Results: Results underlined that both groups of children reported poor performance during eyes closed condition. Moreover, dyslexic children, reported poor spatial orientation capabilities in the most difficult conditions, that is during reproduction of hypotenuse and angle of 45 deg.

Conclusions: We suggested that visual information is important during walking; the poor body orientation observed in dyslexic children could be due to a deficient integration of the sensorial inputs (visual, vestibular and proprioceptive). Further studies testing vestibular/cerebellar rehabilitation could be useful for these kinds of children.HighlightsChildren with dyslexia showed poor spatial orientation capabilities compared to typically developing children, particularly when visual inputs are not available and in the most difficult conditions (like rotation of the body).Poor motor abilities reported by children with dyslexia could be due to cerebrocerebellar pathways impairments.
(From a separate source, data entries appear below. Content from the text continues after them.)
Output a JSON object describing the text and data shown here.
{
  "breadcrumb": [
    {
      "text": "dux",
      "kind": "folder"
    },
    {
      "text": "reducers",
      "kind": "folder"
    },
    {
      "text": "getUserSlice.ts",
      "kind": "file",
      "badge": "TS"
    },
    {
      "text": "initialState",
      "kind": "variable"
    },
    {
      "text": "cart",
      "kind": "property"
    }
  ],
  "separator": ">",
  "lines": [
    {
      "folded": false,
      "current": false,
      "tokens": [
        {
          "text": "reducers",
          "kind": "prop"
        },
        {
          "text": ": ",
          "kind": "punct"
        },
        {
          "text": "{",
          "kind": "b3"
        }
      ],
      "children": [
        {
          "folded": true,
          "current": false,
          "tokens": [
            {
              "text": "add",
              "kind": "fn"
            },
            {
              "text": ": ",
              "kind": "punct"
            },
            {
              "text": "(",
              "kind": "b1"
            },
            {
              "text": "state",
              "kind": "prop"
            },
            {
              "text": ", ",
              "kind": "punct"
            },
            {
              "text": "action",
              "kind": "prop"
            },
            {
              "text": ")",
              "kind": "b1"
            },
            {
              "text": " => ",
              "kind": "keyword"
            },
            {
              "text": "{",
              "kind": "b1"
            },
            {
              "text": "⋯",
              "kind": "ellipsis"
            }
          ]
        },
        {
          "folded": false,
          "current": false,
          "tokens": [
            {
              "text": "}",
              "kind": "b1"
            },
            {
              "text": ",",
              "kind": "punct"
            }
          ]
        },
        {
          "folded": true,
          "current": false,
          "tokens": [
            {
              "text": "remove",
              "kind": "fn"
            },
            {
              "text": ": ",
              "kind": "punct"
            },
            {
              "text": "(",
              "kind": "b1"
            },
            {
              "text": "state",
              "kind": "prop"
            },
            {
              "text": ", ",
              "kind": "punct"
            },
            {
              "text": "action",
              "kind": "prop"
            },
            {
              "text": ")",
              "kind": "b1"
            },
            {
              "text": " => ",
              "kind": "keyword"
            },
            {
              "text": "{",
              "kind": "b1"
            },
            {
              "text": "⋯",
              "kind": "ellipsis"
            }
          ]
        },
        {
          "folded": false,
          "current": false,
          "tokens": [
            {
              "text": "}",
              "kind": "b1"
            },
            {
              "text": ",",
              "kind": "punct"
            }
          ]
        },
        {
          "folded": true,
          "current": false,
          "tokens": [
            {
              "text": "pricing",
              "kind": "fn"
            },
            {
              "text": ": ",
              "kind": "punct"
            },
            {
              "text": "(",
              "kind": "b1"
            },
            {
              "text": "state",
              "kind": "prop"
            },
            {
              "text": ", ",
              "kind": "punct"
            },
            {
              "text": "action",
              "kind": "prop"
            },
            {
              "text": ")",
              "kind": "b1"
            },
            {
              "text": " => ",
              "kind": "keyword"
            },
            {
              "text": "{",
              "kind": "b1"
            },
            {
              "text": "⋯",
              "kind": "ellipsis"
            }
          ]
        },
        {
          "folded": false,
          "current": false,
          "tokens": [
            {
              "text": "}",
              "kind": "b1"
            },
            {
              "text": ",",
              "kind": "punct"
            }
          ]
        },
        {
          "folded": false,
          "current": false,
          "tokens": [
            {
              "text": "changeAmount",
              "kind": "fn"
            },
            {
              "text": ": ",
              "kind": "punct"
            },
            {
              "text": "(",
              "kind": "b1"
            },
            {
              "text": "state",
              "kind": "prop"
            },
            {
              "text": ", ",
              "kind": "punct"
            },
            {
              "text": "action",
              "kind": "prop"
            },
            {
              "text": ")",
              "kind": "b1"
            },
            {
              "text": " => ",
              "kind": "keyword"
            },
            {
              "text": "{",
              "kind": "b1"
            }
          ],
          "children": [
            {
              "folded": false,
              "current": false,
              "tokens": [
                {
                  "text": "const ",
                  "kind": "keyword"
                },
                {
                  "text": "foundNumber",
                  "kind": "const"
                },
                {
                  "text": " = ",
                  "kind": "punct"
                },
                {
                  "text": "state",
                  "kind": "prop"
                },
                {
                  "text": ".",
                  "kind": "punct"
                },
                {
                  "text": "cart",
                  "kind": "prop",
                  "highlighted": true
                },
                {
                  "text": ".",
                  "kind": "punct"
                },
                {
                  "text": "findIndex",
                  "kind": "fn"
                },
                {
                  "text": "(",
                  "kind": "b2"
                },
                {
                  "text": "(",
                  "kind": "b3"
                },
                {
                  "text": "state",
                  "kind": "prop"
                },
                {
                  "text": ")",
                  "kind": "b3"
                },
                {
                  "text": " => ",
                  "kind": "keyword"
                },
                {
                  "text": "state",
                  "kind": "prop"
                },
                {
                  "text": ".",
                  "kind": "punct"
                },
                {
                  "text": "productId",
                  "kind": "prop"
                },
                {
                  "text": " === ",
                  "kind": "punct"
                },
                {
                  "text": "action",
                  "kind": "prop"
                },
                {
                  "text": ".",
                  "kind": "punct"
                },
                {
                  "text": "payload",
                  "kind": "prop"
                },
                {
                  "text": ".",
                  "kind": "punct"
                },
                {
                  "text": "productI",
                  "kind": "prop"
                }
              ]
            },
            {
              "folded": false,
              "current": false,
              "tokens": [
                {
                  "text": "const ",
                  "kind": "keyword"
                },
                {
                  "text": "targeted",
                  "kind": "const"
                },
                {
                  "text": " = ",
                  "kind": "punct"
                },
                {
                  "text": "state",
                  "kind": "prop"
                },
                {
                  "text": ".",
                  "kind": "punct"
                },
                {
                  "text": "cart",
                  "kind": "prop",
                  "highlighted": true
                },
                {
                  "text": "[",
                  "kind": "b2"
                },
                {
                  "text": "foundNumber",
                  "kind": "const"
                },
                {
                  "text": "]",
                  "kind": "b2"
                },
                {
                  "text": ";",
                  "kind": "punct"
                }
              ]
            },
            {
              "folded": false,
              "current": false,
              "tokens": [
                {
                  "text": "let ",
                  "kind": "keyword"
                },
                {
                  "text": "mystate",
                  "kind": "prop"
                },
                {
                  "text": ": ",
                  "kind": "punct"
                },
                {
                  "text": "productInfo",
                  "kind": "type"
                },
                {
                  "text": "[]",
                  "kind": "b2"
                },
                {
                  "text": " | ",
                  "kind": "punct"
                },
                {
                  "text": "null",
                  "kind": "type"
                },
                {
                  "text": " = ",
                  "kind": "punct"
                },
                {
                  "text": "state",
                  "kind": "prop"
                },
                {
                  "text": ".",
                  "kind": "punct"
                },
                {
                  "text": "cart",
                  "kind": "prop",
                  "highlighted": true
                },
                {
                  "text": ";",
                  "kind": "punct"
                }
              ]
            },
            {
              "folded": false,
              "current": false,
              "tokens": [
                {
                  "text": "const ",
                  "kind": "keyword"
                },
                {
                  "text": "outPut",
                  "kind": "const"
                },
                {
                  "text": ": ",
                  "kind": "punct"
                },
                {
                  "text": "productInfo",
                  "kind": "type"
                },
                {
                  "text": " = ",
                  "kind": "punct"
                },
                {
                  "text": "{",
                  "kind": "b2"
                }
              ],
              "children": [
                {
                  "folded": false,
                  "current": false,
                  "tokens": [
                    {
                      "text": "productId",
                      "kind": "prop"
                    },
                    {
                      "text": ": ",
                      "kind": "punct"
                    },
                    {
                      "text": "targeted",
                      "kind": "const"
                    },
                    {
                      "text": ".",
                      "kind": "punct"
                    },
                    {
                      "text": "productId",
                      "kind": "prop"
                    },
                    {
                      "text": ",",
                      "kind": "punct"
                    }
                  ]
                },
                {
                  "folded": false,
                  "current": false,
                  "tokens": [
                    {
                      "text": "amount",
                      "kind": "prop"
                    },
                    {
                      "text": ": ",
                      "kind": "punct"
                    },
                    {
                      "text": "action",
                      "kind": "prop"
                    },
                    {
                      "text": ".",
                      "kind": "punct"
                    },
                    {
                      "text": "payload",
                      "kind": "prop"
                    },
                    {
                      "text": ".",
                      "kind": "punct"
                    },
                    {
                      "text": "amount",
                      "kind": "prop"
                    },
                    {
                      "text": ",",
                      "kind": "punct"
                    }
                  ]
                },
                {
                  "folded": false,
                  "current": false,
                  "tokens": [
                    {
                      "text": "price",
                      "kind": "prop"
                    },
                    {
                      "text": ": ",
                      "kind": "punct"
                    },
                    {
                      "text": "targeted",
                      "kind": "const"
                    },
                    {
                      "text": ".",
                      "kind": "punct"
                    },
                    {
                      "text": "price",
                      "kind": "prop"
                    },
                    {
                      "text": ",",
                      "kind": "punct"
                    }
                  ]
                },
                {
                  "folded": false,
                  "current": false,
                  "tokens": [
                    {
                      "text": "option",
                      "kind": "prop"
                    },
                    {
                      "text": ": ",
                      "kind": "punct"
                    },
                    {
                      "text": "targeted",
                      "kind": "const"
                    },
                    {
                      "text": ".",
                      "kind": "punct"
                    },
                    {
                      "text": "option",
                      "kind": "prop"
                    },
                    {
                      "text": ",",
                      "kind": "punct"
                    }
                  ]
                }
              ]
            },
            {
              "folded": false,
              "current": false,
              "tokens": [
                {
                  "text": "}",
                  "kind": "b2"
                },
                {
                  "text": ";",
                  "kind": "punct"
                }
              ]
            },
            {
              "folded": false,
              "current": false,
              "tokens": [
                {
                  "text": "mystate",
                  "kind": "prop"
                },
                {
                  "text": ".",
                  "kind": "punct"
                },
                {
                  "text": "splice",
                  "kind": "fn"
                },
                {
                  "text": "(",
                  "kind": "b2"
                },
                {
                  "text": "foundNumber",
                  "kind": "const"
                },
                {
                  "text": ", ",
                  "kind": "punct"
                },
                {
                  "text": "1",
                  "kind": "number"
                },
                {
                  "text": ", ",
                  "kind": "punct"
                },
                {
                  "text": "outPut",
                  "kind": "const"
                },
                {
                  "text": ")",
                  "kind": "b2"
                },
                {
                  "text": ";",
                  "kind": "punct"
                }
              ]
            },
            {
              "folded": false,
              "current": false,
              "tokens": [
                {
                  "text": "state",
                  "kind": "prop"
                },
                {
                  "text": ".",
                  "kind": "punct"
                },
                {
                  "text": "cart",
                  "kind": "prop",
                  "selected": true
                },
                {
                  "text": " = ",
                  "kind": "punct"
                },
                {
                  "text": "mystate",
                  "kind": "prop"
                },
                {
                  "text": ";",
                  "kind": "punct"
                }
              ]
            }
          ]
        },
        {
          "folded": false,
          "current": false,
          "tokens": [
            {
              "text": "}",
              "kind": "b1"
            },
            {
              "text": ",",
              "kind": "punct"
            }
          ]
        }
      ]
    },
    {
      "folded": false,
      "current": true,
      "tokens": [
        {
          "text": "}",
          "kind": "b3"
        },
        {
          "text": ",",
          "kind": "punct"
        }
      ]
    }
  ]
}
Keywords: Dyslexia; children; sensory motor integration; spatial orientation.

MeSH terms

  • Cerebellum
  • Child
  • Dyslexia*
  • Humans
  • Orientation, Spatial*